[Records from a data source]
=====

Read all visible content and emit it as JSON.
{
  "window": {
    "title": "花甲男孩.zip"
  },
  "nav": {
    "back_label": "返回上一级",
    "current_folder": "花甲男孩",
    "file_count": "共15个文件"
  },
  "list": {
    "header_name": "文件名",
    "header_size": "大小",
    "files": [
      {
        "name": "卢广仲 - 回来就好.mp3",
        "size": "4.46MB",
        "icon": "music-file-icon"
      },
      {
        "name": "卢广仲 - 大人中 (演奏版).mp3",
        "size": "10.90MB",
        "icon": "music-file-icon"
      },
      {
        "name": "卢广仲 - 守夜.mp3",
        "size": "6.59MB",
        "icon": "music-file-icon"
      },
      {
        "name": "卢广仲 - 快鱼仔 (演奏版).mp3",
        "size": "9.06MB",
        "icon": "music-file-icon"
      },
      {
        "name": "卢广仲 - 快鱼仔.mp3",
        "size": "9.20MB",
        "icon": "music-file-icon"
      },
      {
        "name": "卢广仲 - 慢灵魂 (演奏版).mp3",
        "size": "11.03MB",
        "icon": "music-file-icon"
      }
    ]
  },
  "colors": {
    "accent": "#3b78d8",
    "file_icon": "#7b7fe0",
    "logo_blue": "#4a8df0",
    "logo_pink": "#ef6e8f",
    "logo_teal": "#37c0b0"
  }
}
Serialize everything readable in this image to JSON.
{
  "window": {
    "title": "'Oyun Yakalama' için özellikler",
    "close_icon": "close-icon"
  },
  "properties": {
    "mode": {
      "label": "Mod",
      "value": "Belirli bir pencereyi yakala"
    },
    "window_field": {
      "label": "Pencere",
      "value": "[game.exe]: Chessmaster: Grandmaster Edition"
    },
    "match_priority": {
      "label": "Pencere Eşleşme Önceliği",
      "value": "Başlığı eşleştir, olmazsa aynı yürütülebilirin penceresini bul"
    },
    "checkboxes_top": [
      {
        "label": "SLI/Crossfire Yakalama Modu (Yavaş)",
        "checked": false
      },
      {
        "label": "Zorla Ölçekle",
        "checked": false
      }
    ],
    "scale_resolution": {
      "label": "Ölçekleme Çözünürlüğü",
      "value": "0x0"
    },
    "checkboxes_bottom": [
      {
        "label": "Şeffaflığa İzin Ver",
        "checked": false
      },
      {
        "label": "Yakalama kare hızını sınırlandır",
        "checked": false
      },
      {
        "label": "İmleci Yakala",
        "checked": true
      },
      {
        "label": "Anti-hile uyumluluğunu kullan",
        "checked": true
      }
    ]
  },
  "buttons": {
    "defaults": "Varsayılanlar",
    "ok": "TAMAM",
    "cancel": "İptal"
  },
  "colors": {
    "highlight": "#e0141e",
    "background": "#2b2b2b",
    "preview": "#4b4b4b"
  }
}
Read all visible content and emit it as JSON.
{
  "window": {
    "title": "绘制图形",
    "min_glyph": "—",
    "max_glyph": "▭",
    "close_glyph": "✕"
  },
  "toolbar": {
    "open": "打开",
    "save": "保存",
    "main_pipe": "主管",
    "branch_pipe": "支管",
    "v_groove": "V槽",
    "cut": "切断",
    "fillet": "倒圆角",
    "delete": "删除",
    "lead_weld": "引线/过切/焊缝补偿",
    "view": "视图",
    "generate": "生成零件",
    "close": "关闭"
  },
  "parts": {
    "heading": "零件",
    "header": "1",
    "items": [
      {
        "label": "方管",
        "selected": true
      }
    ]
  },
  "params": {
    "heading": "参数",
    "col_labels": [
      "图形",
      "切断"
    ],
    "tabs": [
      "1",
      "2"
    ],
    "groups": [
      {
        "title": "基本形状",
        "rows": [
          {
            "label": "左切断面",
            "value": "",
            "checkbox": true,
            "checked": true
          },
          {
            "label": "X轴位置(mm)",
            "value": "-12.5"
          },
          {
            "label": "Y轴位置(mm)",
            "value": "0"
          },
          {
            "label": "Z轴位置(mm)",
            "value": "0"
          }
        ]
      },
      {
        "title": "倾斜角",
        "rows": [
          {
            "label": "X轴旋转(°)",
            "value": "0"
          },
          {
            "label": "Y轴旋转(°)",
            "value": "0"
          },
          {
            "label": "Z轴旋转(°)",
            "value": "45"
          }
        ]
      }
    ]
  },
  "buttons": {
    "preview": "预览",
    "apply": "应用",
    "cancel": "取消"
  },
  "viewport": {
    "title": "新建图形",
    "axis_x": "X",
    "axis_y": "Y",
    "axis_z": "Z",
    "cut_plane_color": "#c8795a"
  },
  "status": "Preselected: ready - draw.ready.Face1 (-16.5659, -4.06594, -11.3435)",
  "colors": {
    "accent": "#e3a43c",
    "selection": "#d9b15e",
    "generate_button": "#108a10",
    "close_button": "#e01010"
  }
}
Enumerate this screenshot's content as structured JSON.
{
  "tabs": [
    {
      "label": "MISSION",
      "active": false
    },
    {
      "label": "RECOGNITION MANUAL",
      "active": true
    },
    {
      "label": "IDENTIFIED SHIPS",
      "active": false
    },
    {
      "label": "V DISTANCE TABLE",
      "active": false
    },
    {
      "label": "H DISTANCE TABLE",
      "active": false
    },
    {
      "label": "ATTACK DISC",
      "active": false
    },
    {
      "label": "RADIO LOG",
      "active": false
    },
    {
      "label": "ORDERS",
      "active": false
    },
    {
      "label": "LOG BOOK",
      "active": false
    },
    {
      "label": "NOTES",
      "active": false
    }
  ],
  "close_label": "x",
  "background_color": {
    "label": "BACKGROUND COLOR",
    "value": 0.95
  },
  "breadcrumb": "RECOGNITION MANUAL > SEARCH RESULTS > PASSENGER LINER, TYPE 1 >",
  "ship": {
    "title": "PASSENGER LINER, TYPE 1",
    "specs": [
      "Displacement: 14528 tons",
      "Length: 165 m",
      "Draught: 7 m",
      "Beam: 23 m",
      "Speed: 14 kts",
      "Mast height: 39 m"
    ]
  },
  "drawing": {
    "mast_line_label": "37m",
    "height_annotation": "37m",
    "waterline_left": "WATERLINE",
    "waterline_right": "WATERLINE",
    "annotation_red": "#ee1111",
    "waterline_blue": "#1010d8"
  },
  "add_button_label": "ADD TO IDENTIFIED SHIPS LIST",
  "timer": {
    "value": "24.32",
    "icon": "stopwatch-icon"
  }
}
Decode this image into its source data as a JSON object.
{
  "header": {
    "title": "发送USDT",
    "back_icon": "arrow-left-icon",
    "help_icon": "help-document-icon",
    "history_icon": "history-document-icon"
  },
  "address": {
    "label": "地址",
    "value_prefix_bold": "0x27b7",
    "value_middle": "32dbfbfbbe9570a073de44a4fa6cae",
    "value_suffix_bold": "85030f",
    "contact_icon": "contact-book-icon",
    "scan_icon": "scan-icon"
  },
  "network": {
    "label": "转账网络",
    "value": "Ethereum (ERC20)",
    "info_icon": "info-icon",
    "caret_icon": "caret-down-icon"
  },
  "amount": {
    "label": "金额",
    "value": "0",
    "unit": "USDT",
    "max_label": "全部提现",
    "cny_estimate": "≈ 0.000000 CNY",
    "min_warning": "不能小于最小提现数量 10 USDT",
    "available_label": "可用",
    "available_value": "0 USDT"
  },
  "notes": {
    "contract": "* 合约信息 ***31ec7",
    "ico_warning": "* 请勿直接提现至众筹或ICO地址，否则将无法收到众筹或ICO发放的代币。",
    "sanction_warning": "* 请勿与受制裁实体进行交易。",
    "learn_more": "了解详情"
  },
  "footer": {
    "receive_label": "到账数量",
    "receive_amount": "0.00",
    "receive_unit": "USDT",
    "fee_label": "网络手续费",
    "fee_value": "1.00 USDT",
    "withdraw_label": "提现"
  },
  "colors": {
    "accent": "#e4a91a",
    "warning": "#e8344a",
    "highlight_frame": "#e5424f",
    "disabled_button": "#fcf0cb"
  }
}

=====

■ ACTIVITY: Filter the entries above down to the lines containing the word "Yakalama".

■ EXPECTED ANSWER:
    "title": "'Oyun Yakalama' için özellikler",
        "label": "SLI/Crossfire Yakalama Modu (Yavaş)",
        "label": "Yakalama kare hızını sınırlandır",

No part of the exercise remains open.